Interface dataset entries:

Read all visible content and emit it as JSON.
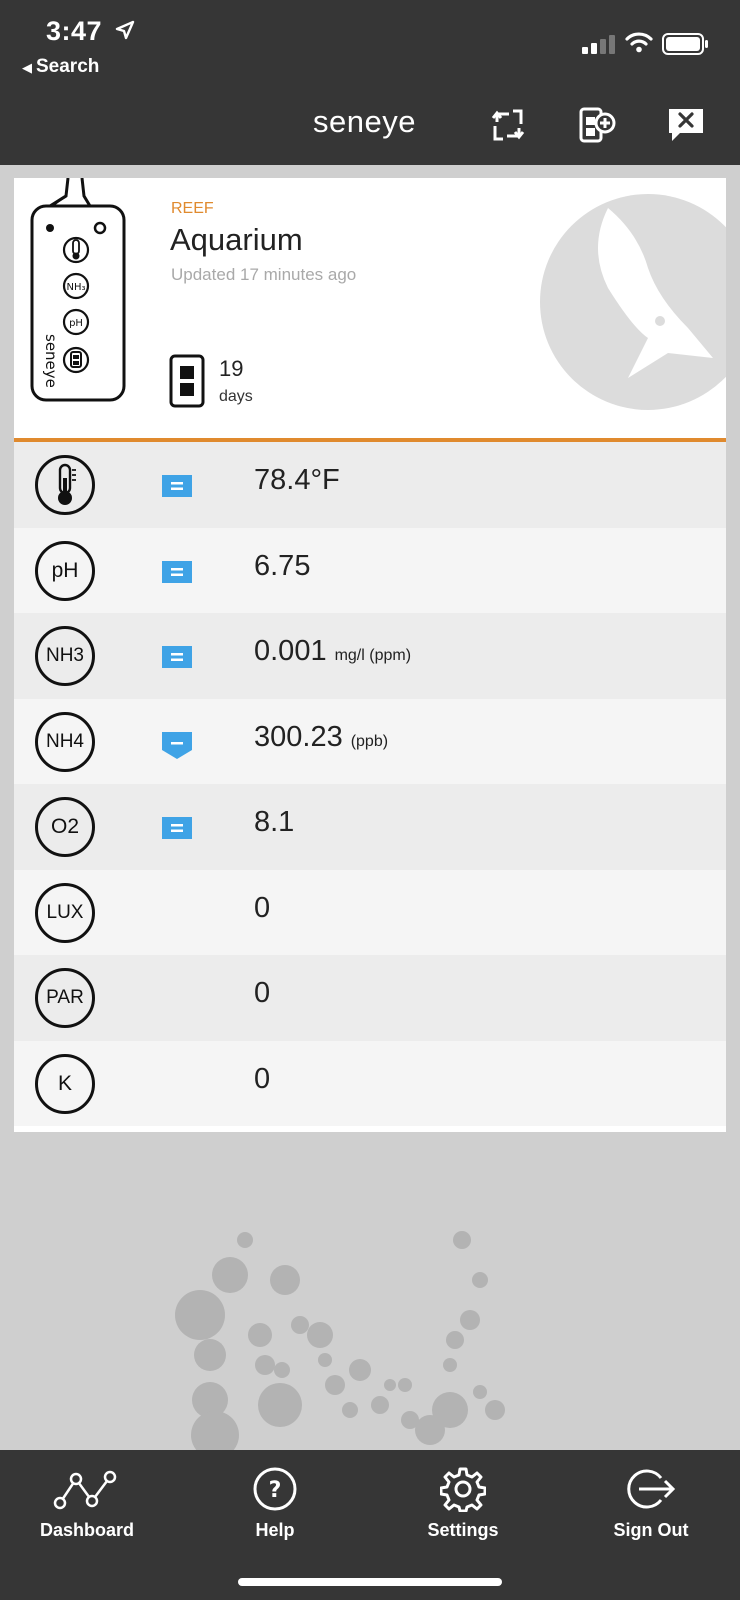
{
  "status_bar": {
    "time": "3:47",
    "back_label": "Search"
  },
  "header": {
    "brand": "seneye"
  },
  "device": {
    "tank_type": "REEF",
    "tank_name": "Aquarium",
    "updated": "Updated 17 minutes ago",
    "slide_days": "19",
    "slide_days_label": "days",
    "device_brand": "seneye"
  },
  "readings": [
    {
      "param": "temperature",
      "symbol": "",
      "trend": "stable",
      "value": "78.4°F",
      "unit": ""
    },
    {
      "param": "ph",
      "symbol": "pH",
      "trend": "stable",
      "value": "6.75",
      "unit": ""
    },
    {
      "param": "nh3",
      "symbol": "NH3",
      "trend": "stable",
      "value": "0.001",
      "unit": "mg/l (ppm)"
    },
    {
      "param": "nh4",
      "symbol": "NH4",
      "trend": "down",
      "value": "300.23",
      "unit": "(ppb)"
    },
    {
      "param": "o2",
      "symbol": "O2",
      "trend": "stable",
      "value": "8.1",
      "unit": ""
    },
    {
      "param": "lux",
      "symbol": "LUX",
      "trend": "",
      "value": "0",
      "unit": ""
    },
    {
      "param": "par",
      "symbol": "PAR",
      "trend": "",
      "value": "0",
      "unit": ""
    },
    {
      "param": "k",
      "symbol": "K",
      "trend": "",
      "value": "0",
      "unit": ""
    }
  ],
  "tabs": [
    {
      "label": "Dashboard",
      "icon": "dashboard-graph-icon"
    },
    {
      "label": "Help",
      "icon": "help-icon"
    },
    {
      "label": "Settings",
      "icon": "gear-icon"
    },
    {
      "label": "Sign Out",
      "icon": "sign-out-icon"
    }
  ],
  "colors": {
    "accent": "#e08a2e",
    "trend": "#3fa3e6",
    "bar": "#363636"
  }
}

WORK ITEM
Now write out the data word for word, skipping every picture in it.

RESPONSE FOR THIS EXERCISE
Read all visible content and emit it as JSON.
{
  "status_bar": {
    "time": "3:47",
    "back_label": "Search"
  },
  "header": {
    "brand": "seneye"
  },
  "device": {
    "tank_type": "REEF",
    "tank_name": "Aquarium",
    "updated": "Updated 17 minutes ago",
    "slide_days": "19",
    "slide_days_label": "days",
    "device_brand": "seneye"
  },
  "readings": [
    {
      "param": "temperature",
      "symbol": "",
      "trend": "stable",
      "value": "78.4°F",
      "unit": ""
    },
    {
      "param": "ph",
      "symbol": "pH",
      "trend": "stable",
      "value": "6.75",
      "unit": ""
    },
    {
      "param": "nh3",
      "symbol": "NH3",
      "trend": "stable",
      "value": "0.001",
      "unit": "mg/l (ppm)"
    },
    {
      "param": "nh4",
      "symbol": "NH4",
      "trend": "down",
      "value": "300.23",
      "unit": "(ppb)"
    },
    {
      "param": "o2",
      "symbol": "O2",
      "trend": "stable",
      "value": "8.1",
      "unit": ""
    },
    {
      "param": "lux",
      "symbol": "LUX",
      "trend": "",
      "value": "0",
      "unit": ""
    },
    {
      "param": "par",
      "symbol": "PAR",
      "trend": "",
      "value": "0",
      "unit": ""
    },
    {
      "param": "k",
      "symbol": "K",
      "trend": "",
      "value": "0",
      "unit": ""
    }
  ],
  "tabs": [
    {
      "label": "Dashboard",
      "icon": "dashboard-graph-icon"
    },
    {
      "label": "Help",
      "icon": "help-icon"
    },
    {
      "label": "Settings",
      "icon": "gear-icon"
    },
    {
      "label": "Sign Out",
      "icon": "sign-out-icon"
    }
  ],
  "colors": {
    "accent": "#e08a2e",
    "trend": "#3fa3e6",
    "bar": "#363636"
  }
}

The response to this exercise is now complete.